- Show that you did not know the nature of the drugs: If you were caught with drugs but did not know what they were, your attorney may argue that you did not have the necessary intent to commit a crime. For example, if you were given pills and did not know they were illegal narcotics, your attorney may argue that you did not knowingly possess illegal drugs.
- Challenge the prosecution’s evidence: Your attorney may also challenge the prosecution’s evidence in an effort to show that you did not have the necessary intent to commit a drug crime. For example, if the prosecution cannot prove that you knew the drugs were in your possession, they may have a harder time securing a conviction.
It’s important to remember that lack of intent or knowledge is not a foolproof defense, and that the specific strategy your attorney uses will depend on the facts of your case. Your attorney will need to thoroughly review the evidence against you and assess the strength of the prosecution’s case before determining the best course of action.
Diversion or Treatment
When arguing for diversion or treatment in a drug crime case, your attorney may use a variety of strategies to convince the court to offer alternatives to traditional sentencing. Here are a few key points to keep in mind:
- Understand the available options: Depending on the specifics of your case and your jurisdiction, there may be a variety of diversion or treatment programs available. These could include drug court, probation, community service, or a substance abuse treatment program. Your attorney can help you understand which options are available and which may be best for your situation.
- Highlight your commitment to recovery: When arguing for diversion or treatment, it’s important to demonstrate to the court that you are committed to making positive changes in your life. Your attorney may present evidence such as letters of support from family and friends, a history of seeking treatment for addiction, or your participation in support groups or other recovery programs.

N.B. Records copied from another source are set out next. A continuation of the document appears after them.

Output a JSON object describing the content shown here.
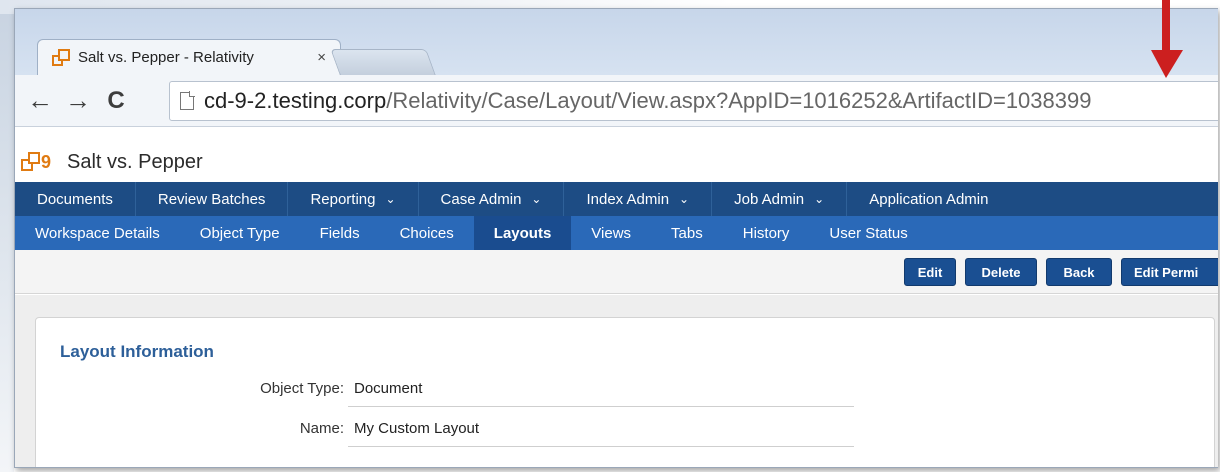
{
  "browser": {
    "tab_title": "Salt vs. Pepper - Relativity",
    "tab_close": "×",
    "url_host": "cd-9-2.testing.corp",
    "url_path": "/Relativity/Case/Layout/View.aspx?AppID=1016252&ArtifactID=1038399",
    "back_icon": "←",
    "forward_icon": "→",
    "reload_icon": "C"
  },
  "app": {
    "title": "Salt vs. Pepper",
    "logo_digit": "9"
  },
  "nav_primary": [
    {
      "label": "Documents",
      "chevron": ""
    },
    {
      "label": "Review Batches",
      "chevron": ""
    },
    {
      "label": "Reporting",
      "chevron": "⌄"
    },
    {
      "label": "Case Admin",
      "chevron": "⌄"
    },
    {
      "label": "Index Admin",
      "chevron": "⌄"
    },
    {
      "label": "Job Admin",
      "chevron": "⌄"
    },
    {
      "label": "Application Admin",
      "chevron": ""
    }
  ],
  "nav_secondary": [
    {
      "label": "Workspace Details"
    },
    {
      "label": "Object Type"
    },
    {
      "label": "Fields"
    },
    {
      "label": "Choices"
    },
    {
      "label": "Layouts"
    },
    {
      "label": "Views"
    },
    {
      "label": "Tabs"
    },
    {
      "label": "History"
    },
    {
      "label": "User Status"
    }
  ],
  "actions": {
    "edit": "Edit",
    "delete": "Delete",
    "back": "Back",
    "edit_permissions": "Edit Permi"
  },
  "layout_info": {
    "heading": "Layout Information",
    "object_type_label": "Object Type:",
    "object_type_value": "Document",
    "name_label": "Name:",
    "name_value": "My Custom Layout"
  },
  "colors": {
    "nav_primary_bg": "#1d4c84",
    "nav_secondary_bg": "#2a69b8",
    "active_tab_bg": "#1a4c8f",
    "accent_orange": "#e07b12",
    "annotation_red": "#cc1f1f"
  }
}
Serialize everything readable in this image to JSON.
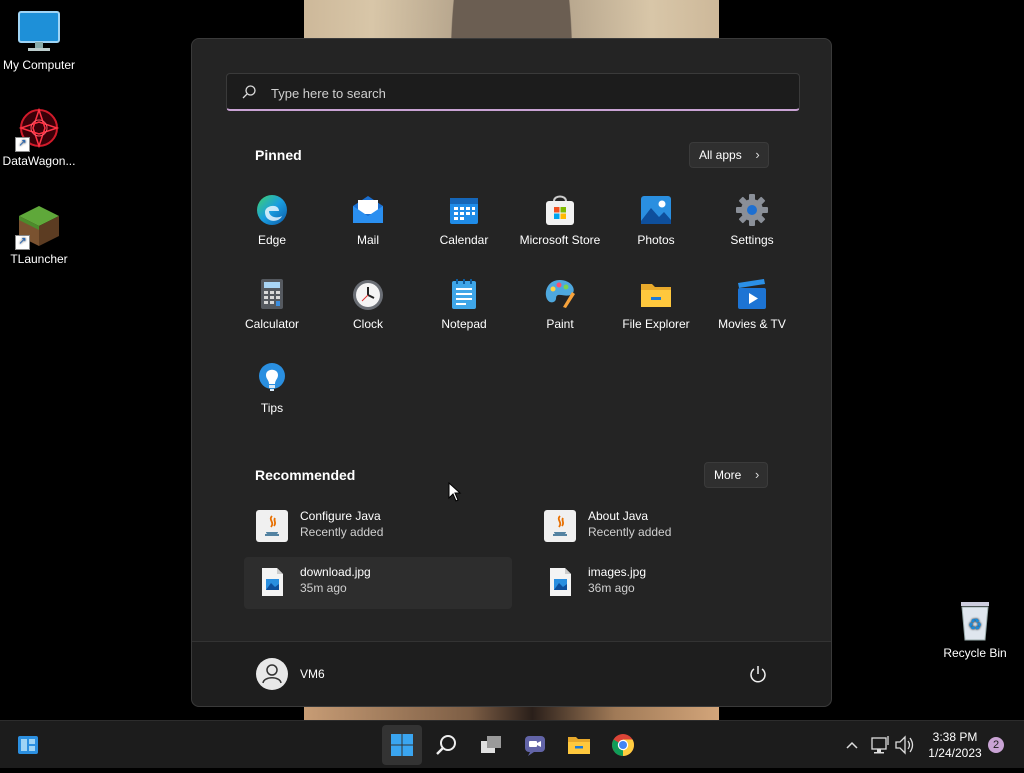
{
  "desktop": {
    "icons": [
      {
        "label": "My Computer",
        "icon": "monitor-icon"
      },
      {
        "label": "DataWagon...",
        "icon": "datawagon-icon"
      },
      {
        "label": "TLauncher",
        "icon": "grass-block-icon"
      },
      {
        "label": "Recycle Bin",
        "icon": "recycle-bin-icon"
      }
    ]
  },
  "start_menu": {
    "search": {
      "placeholder": "Type here to search",
      "value": ""
    },
    "pinned": {
      "title": "Pinned",
      "all_apps_label": "All apps",
      "apps": [
        {
          "label": "Edge",
          "icon": "edge-icon"
        },
        {
          "label": "Mail",
          "icon": "mail-icon"
        },
        {
          "label": "Calendar",
          "icon": "calendar-icon"
        },
        {
          "label": "Microsoft Store",
          "icon": "store-icon"
        },
        {
          "label": "Photos",
          "icon": "photos-icon"
        },
        {
          "label": "Settings",
          "icon": "gear-icon"
        },
        {
          "label": "Calculator",
          "icon": "calculator-icon"
        },
        {
          "label": "Clock",
          "icon": "clock-icon"
        },
        {
          "label": "Notepad",
          "icon": "notepad-icon"
        },
        {
          "label": "Paint",
          "icon": "paint-icon"
        },
        {
          "label": "File Explorer",
          "icon": "folder-icon"
        },
        {
          "label": "Movies & TV",
          "icon": "movies-icon"
        },
        {
          "label": "Tips",
          "icon": "lightbulb-icon"
        }
      ]
    },
    "recommended": {
      "title": "Recommended",
      "more_label": "More",
      "items": [
        {
          "name": "Configure Java",
          "subtitle": "Recently added",
          "icon": "java-icon"
        },
        {
          "name": "About Java",
          "subtitle": "Recently added",
          "icon": "java-icon"
        },
        {
          "name": "download.jpg",
          "subtitle": "35m ago",
          "icon": "image-file-icon"
        },
        {
          "name": "images.jpg",
          "subtitle": "36m ago",
          "icon": "image-file-icon"
        }
      ]
    },
    "user": {
      "name": "VM6"
    }
  },
  "taskbar": {
    "buttons": [
      "start-icon",
      "search-icon",
      "task-view-icon",
      "chat-icon",
      "file-explorer-icon",
      "chrome-icon"
    ],
    "clock": {
      "time": "3:38 PM",
      "date": "1/24/2023"
    },
    "notification_count": "2"
  },
  "colors": {
    "accent": "#c9a3d4",
    "panel": "#242424",
    "taskbar": "#1c1c1c"
  }
}
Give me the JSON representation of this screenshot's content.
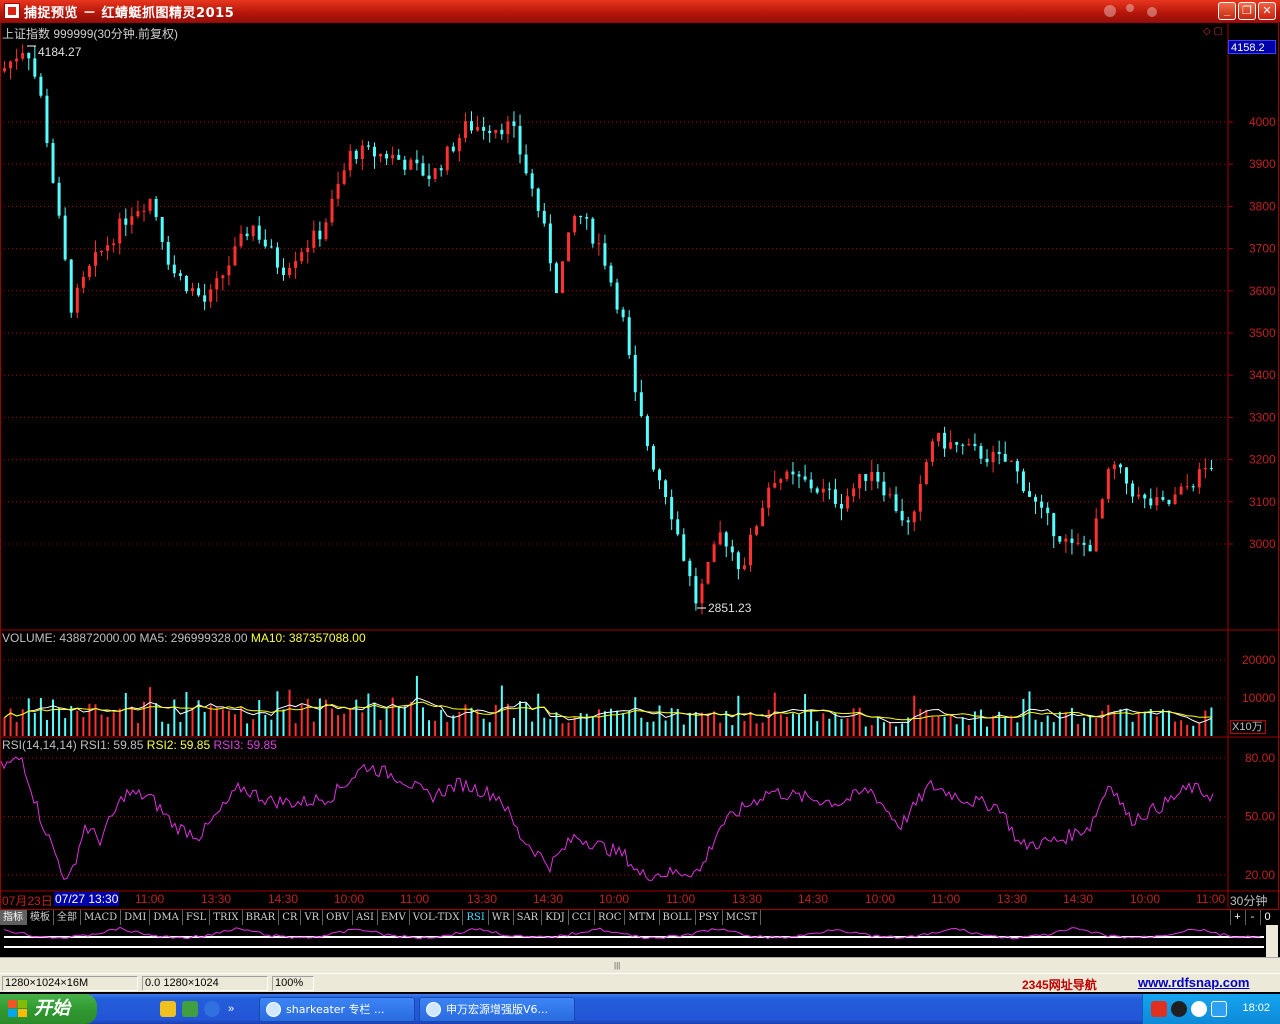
{
  "window": {
    "title": "捕捉预览 － 红蜻蜓抓图精灵2015",
    "minimize": "_",
    "restore": "❐",
    "close": "✕"
  },
  "chart": {
    "header": "上证指数 999999(30分钟.前复权)",
    "high_label": "4184.27",
    "low_label": "2851.23",
    "current_price": "4158.2",
    "price_ticks": [
      "4000",
      "3900",
      "3800",
      "3700",
      "3600",
      "3500",
      "3400",
      "3300",
      "3200",
      "3100",
      "3000"
    ],
    "volume_header": {
      "volume": "VOLUME: 438872000.00",
      "ma5": "MA5: 296999328.00",
      "ma10": "MA10: 387357088.00"
    },
    "volume_ticks": [
      "20000",
      "10000"
    ],
    "volume_unit": "X10万",
    "rsi_header": {
      "name": "RSI(14,14,14)",
      "rsi1": "RSI1: 59.85",
      "rsi2": "RSI2: 59.85",
      "rsi3": "RSI3: 59.85"
    },
    "rsi_ticks": [
      "80.00",
      "50.00",
      "20.00"
    ],
    "time_axis": {
      "start_date": "07月23日",
      "cursor": "07/27 13:30",
      "labels": [
        "11:00",
        "13:30",
        "14:30",
        "10:00",
        "11:00",
        "13:30",
        "14:30",
        "10:00",
        "11:00",
        "13:30",
        "14:30",
        "10:00",
        "11:00",
        "13:30",
        "14:30",
        "10:00",
        "11:00"
      ]
    },
    "period": "30分钟",
    "colors": {
      "up": "#ff3030",
      "down": "#54ffff",
      "ma5": "#ffffff",
      "ma10": "#ffff00",
      "rsi": "#e030e0",
      "grid": "#a00000"
    }
  },
  "tabs": {
    "items": [
      "指标",
      "模板",
      "全部",
      "MACD",
      "DMI",
      "DMA",
      "FSL",
      "TRIX",
      "BRAR",
      "CR",
      "VR",
      "OBV",
      "ASI",
      "EMV",
      "VOL-TDX",
      "RSI",
      "WR",
      "SAR",
      "KDJ",
      "CCI",
      "ROC",
      "MTM",
      "BOLL",
      "PSY",
      "MCST"
    ],
    "active": "RSI",
    "controls": [
      "+",
      "-",
      "0"
    ]
  },
  "statusbar": {
    "size": "1280×1024×16M",
    "coords": "0.0 1280×1024",
    "zoom": "100%",
    "nav": "2345网址导航",
    "site": "www.rdfsnap.com"
  },
  "taskbar": {
    "start": "开始",
    "tasks": [
      "sharkeater 专栏 ...",
      "申万宏源增强版V6..."
    ],
    "time": "18:02"
  }
}
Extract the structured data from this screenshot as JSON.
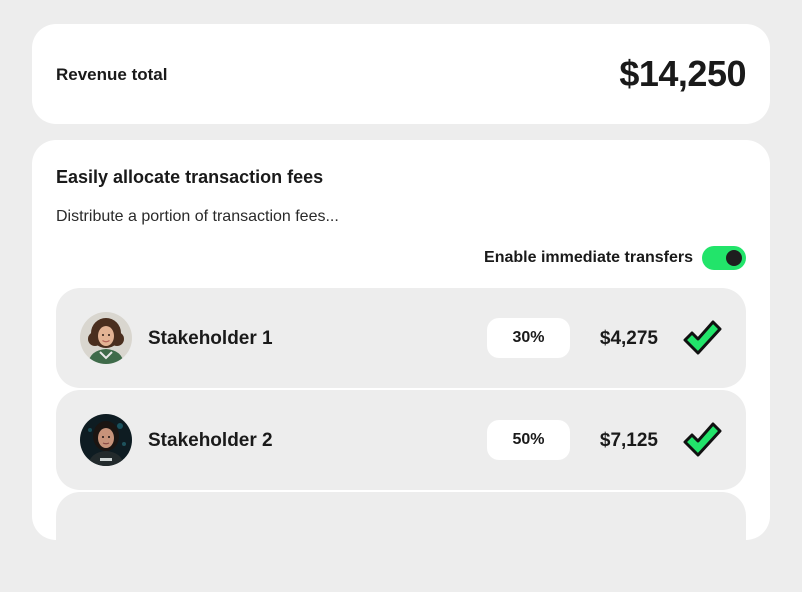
{
  "revenue": {
    "label": "Revenue total",
    "value": "$14,250"
  },
  "allocation": {
    "title": "Easily allocate transaction fees",
    "description": "Distribute a portion of transaction fees...",
    "toggle": {
      "label": "Enable immediate transfers",
      "enabled": true,
      "color": "#22e46a"
    },
    "stakeholders": [
      {
        "name": "Stakeholder 1",
        "percent": "30%",
        "amount": "$4,275",
        "checked": true,
        "avatar": "avatar-woman-curly-hair"
      },
      {
        "name": "Stakeholder 2",
        "percent": "50%",
        "amount": "$7,125",
        "checked": true,
        "avatar": "avatar-woman-dark-hair"
      }
    ]
  },
  "colors": {
    "background": "#ededed",
    "card": "#ffffff",
    "row": "#ededed",
    "accent": "#22e46a",
    "check_fill": "#22e46a",
    "check_stroke": "#111111"
  }
}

- Show that you are a good candidate for diversion or treatment: To convince the court to offer diversion or treatment, your attorney will need to show that you are a good candidate for these programs. This could mean demonstrating that you are not a danger to society, that you have a low risk of reoffending, or that you are willing to comply with the requirements of the program.
- Emphasize the potential benefits of diversion or treatment: When arguing for diversion or treatment, your attorney may also emphasize the potential benefits of these programs. For example, treatment programs may help you overcome addiction or address underlying mental health issues, while community service or probation may allow you to give back to your community and make amends for your actions.
It’s important to work closely with an experienced criminal defense attorney when arguing for diversion or treatment in a drug crime case. Your attorney can help you understand your options, assess the strength of your case, and present a compelling argument for alternatives to traditional sentencing.
Contact SHElaw firm® today if You are Facing a Drug Crime Charge
Beating a drug crime case in Georgia can be a difficult and complex process, but it is not impossible. With the right legal strategy and a skilled criminal defense attorney, it is possible to challenge the prosecution’s case, argue for alternative sentencing options, or even have the charges dismissed entirely. Whether you are facing charges for drug possession, drug trafficking, or another drug-related offense, it is important to work with the experienced drug crime defense attorneys at SHElaw firm® who can help you navigate the legal system and achieve the best possible outcome. By working together with your attorney and building a strong defense, you can fight back against drug charges and protect your future.